What the exercise asks:
Count every line below that holds the word "hello", and give the number with no other words.
□ □ □ □ □
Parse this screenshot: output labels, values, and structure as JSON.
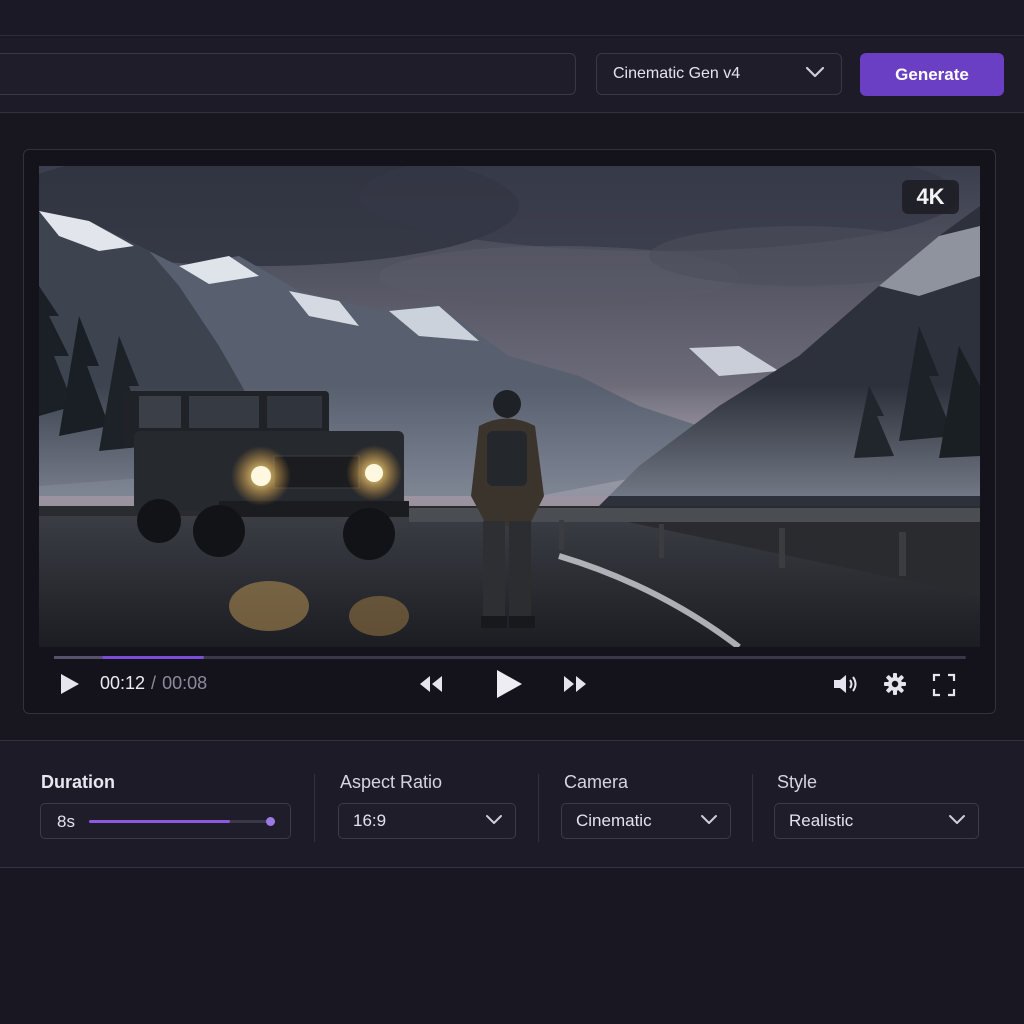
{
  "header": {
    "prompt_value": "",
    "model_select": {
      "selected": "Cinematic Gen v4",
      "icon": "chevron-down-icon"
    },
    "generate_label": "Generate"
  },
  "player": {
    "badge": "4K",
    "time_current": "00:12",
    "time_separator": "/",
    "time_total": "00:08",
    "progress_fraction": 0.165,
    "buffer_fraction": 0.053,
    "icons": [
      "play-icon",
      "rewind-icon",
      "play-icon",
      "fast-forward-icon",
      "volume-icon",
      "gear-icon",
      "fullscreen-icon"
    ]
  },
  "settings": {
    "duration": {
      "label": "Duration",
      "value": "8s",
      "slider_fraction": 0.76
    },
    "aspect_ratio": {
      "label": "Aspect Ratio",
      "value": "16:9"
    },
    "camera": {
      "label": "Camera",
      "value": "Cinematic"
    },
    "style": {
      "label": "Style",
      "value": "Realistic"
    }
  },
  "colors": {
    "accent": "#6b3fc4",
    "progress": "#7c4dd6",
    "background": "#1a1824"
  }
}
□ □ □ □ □
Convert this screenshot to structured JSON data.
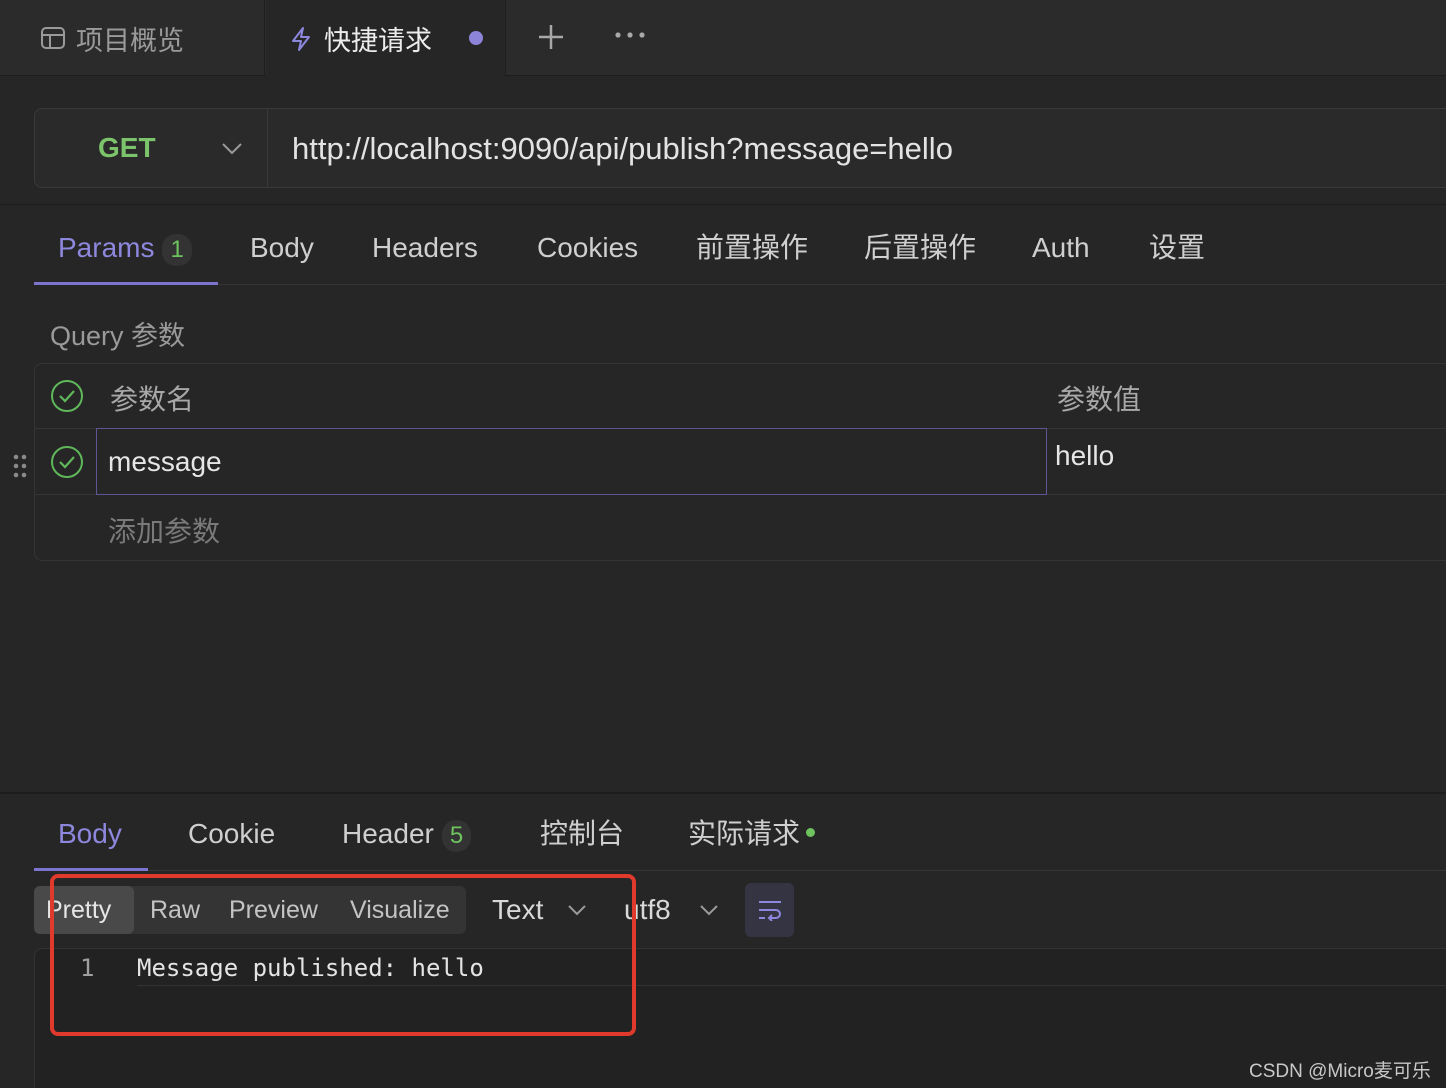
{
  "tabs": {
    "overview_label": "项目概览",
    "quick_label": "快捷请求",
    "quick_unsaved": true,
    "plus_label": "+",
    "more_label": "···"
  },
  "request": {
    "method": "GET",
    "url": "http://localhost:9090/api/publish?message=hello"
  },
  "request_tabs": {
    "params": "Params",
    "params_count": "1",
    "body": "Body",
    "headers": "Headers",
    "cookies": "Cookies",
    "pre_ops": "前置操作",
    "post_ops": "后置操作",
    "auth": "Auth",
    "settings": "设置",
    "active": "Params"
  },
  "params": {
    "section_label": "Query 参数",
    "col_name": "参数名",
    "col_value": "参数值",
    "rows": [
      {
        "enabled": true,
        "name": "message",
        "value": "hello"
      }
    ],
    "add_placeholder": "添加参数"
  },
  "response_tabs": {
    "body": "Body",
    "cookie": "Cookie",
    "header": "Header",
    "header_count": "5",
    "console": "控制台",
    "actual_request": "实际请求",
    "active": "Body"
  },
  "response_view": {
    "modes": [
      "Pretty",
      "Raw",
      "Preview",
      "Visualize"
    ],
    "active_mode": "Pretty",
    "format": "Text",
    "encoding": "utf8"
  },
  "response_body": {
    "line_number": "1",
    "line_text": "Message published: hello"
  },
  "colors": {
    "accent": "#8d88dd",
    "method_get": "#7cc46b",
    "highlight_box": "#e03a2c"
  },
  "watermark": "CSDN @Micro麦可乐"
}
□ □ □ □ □
Response:
3